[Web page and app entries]

· · ·

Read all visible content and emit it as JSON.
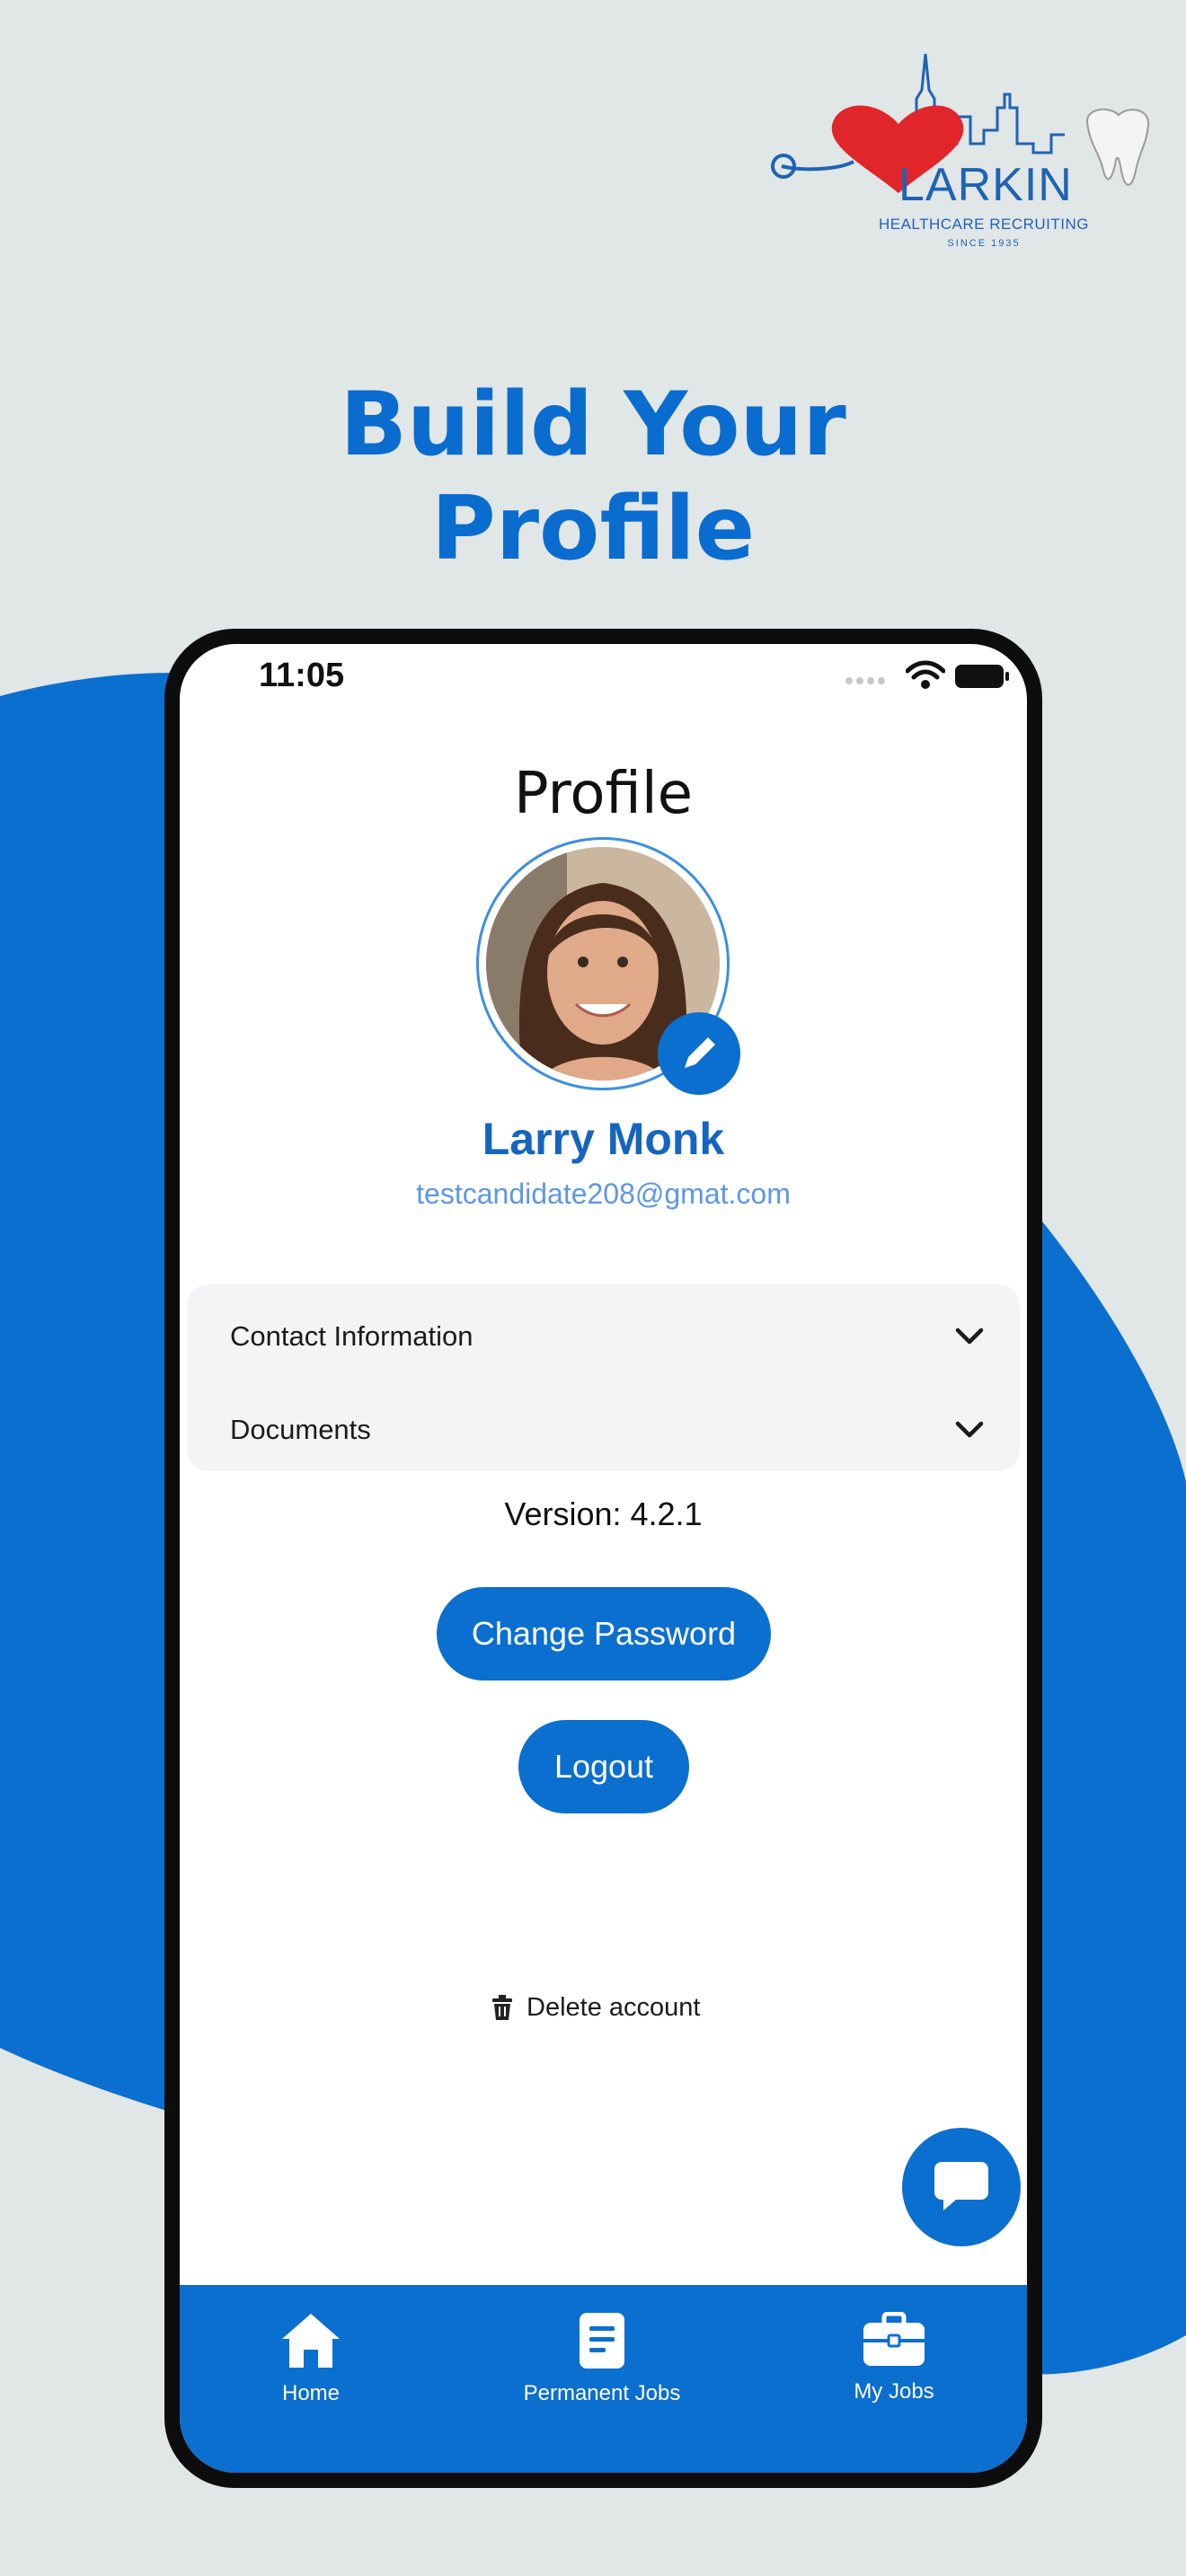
{
  "brand": {
    "name": "LARKIN",
    "subtitle": "HEALTHCARE RECRUITING",
    "since": "SINCE 1935"
  },
  "headline": {
    "line1": "Build Your",
    "line2": "Profile"
  },
  "status_bar": {
    "time": "11:05"
  },
  "profile": {
    "title": "Profile",
    "name": "Larry Monk",
    "email": "testcandidate208@gmat.com"
  },
  "sections": [
    {
      "label": "Contact Information",
      "icon": "chevron-down-icon"
    },
    {
      "label": "Documents",
      "icon": "chevron-down-icon"
    }
  ],
  "version": "Version: 4.2.1",
  "buttons": {
    "change_password": "Change Password",
    "logout": "Logout"
  },
  "delete_account": {
    "label": "Delete account",
    "icon": "trash-icon"
  },
  "tabs": [
    {
      "label": "Home",
      "icon": "home-icon"
    },
    {
      "label": "Permanent Jobs",
      "icon": "document-icon"
    },
    {
      "label": "My Jobs",
      "icon": "briefcase-icon"
    }
  ],
  "colors": {
    "primary": "#0B6FCF",
    "headline": "#0A6CCF",
    "background": "#E1E6E7",
    "name": "#1565C0",
    "email": "#5E97E6",
    "logo_heart": "#E0262B"
  }
}
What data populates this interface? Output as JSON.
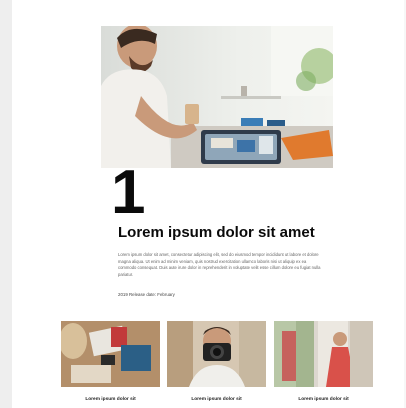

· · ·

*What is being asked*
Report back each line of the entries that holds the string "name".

*Solution to the exercise*
    "name": "LARKIN",
    "name": "Larry Monk",
    "name": "#1565C0",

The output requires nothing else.